Sergeant Bilko's English cousin WO1 "Brummy" Stokes reads the Racing Times in his supply depot. "Want any jam mate?"
I have showed divisional and corps supply dumps being modelled. Most players will not want to bother with the calculations of how many  CUs, FUs, and POLs are in these dumps. If you want the full flavour of desert warfare however, then modelling the flow of supplies moving forward is very instructive, and helps to explain why battles were followed by long lulls of apparent inactivity as the logistic troops raced to build up supply dumps and repair damaged fighting vehicles.
Page 18 shows how this works … so how were the sums arrived at :


A division consumes somewhere between 200-400tons of supplies a day* split broadly into Ammo (CUs), Artillery Ammo (FUs) and Fuel (POL). If each NQM model represents 30 trucks, then a 3-tonner can lift 90 tons and a 5-tonner 150 tons, so say 1 model per 100 tons. Conveniently, most NQM divisions have 3 trucks to supply 1 each of CUs, FUs and POL.


* The Allies planned for up to 650 tons/day at D-Day, but this was pessimistic. Simple sums derived from van Krefeld’s Supplying War.

Camouflage nets 2

The glue is set and the paint is barely dry as 1st Shock Army rolls out to try a breakthrough on the northern flank of MOSCOW. It’s a bit early in 1942 for 85mm guns yet, but this is the model that I stuck the cam net to.

A camouflage net of rolled gauze prior to drybrushing renders this Old Glory UK T-34/85 barely visible against the yellow background.
A bit of brown paint with sand drybrushing and that’s it really. They looked fine without foliage, though I may stick some on later. Don’t laugh, this counts as super detailing for me


1st Guards Tank Division (The Tank element of an NQM Tank Brigade)

Logistic Dumps and Trucks

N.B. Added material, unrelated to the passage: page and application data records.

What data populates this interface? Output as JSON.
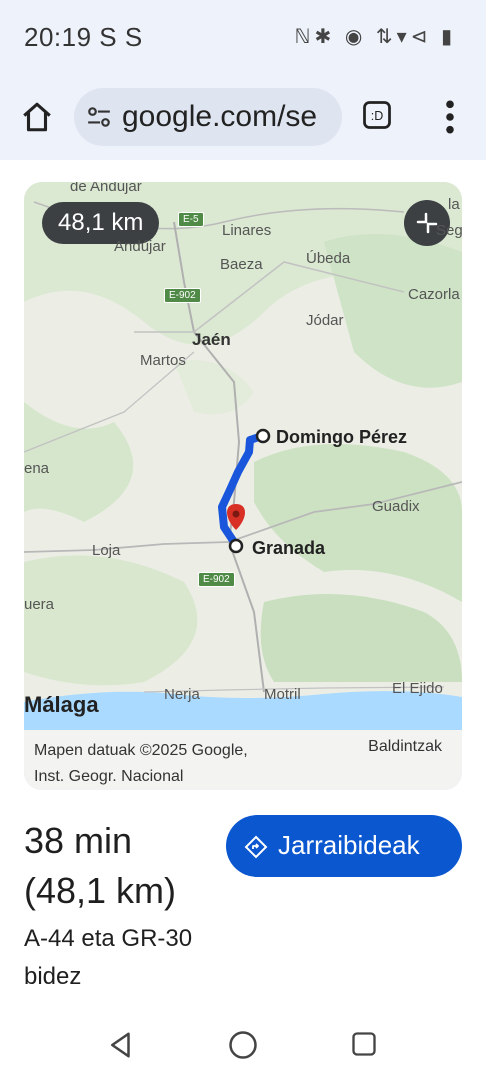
{
  "status_bar": {
    "time": "20:19 S S",
    "right_icons": "ℕ✱ ◉ ⇅▾⊲ ▮"
  },
  "browser": {
    "url": "google.com/se"
  },
  "map": {
    "distance_chip": "48,1 km",
    "places": {
      "andujar_top": "de Andújar",
      "andujar": "Andújar",
      "linares": "Linares",
      "baeza": "Baeza",
      "ubeda": "Úbeda",
      "cazorla": "Cazorla",
      "jodar": "Jódar",
      "jaen": "Jaén",
      "martos": "Martos",
      "domingo_perez": "Domingo Pérez",
      "guadix": "Guadix",
      "granada": "Granada",
      "loja": "Loja",
      "ena": "ena",
      "uera": "uera",
      "nerja": "Nerja",
      "motril": "Motril",
      "el_ejido": "El Ejido",
      "malaga": "Málaga",
      "seg": "Seg",
      "la": "la"
    },
    "roads": {
      "e5": "E-5",
      "e902_top": "E-902",
      "e902_bottom": "E-902"
    },
    "attribution_line1": "Mapen datuak ©2025 Google,",
    "attribution_line2": "Inst. Geogr. Nacional",
    "terms": "Baldintzak"
  },
  "route": {
    "duration": "38 min",
    "distance": "(48,1 km)",
    "via": "A-44 eta GR-30 bidez",
    "directions_label": "Jarraibideak"
  },
  "colors": {
    "route_blue": "#1a56db",
    "button_blue": "#0b57d0",
    "pin_red": "#d93025"
  }
}
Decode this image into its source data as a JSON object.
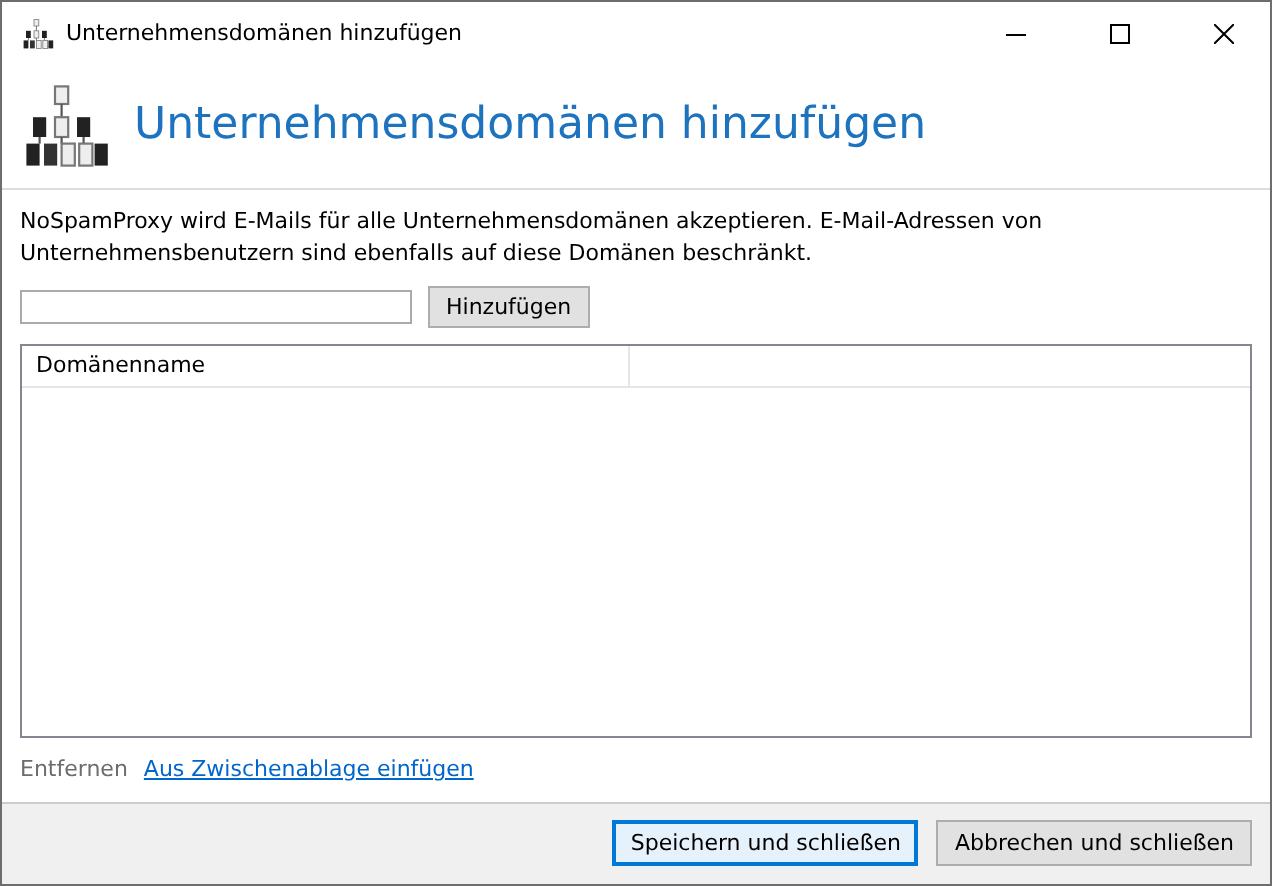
{
  "window": {
    "title": "Unternehmensdomänen hinzufügen"
  },
  "header": {
    "title": "Unternehmensdomänen hinzufügen"
  },
  "description": "NoSpamProxy wird E-Mails für alle Unternehmensdomänen akzeptieren. E-Mail-Adressen von Unternehmensbenutzern sind ebenfalls auf diese Domänen beschränkt.",
  "add_row": {
    "button": "Hinzufügen"
  },
  "table": {
    "columns": [
      "Domänenname"
    ]
  },
  "links": [
    {
      "label": "Entfernen",
      "disabled": true
    },
    {
      "label": "Aus Zwischenablage einfügen",
      "disabled": false
    }
  ],
  "buttons": [
    {
      "label": "Speichern und schließen",
      "default": true
    },
    {
      "label": "Abbrechen und schließen",
      "default": false
    }
  ]
}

Without getting too complicated about logistics, I find that simply putting railheads and dumps onto the table gives decent appreciation of why breakthroughs are so devastating to an army. Marauding enemy finds itself amongst a rich array of depots stuffed full of goodies, and the disrupted army finds itself similarly short. Modelling opportunities for NAAFI, PX and soup kitchens abound.
You can see below a schematic representation of the chain from the railhead on the left of the picture through to the fighting troops on the right. I just run the trucks in a line between the depots to mark out the logistic routes used for supply. For a division of perhaps 10 fighting vehicles, suddenly having up to 20 trucks in a logistic tail gives a better appreciation of why modern armies are perhaps not as nimble as we would all like to think. The yellow lettering above the trucks lists the German designation for the transport columns and the green lettering below the dumps gives the level of depot. Depots can be co-located if roads are sparse.

The Logistic Chain from Railhead to Fighting Troops

Full marks to Tim Gow for spotting that there were not enough trucks in the picture above.  Each division should have its own transport companies as well as the corps level transport and army level transport shown above. The labels below of  ‘A’ and ‘B’ echelons apply properly to battalion level units, not divisions as we see here.

The full representional logistics chain, showing why divisions have roughly a 2:1 ratio of trucks to tanks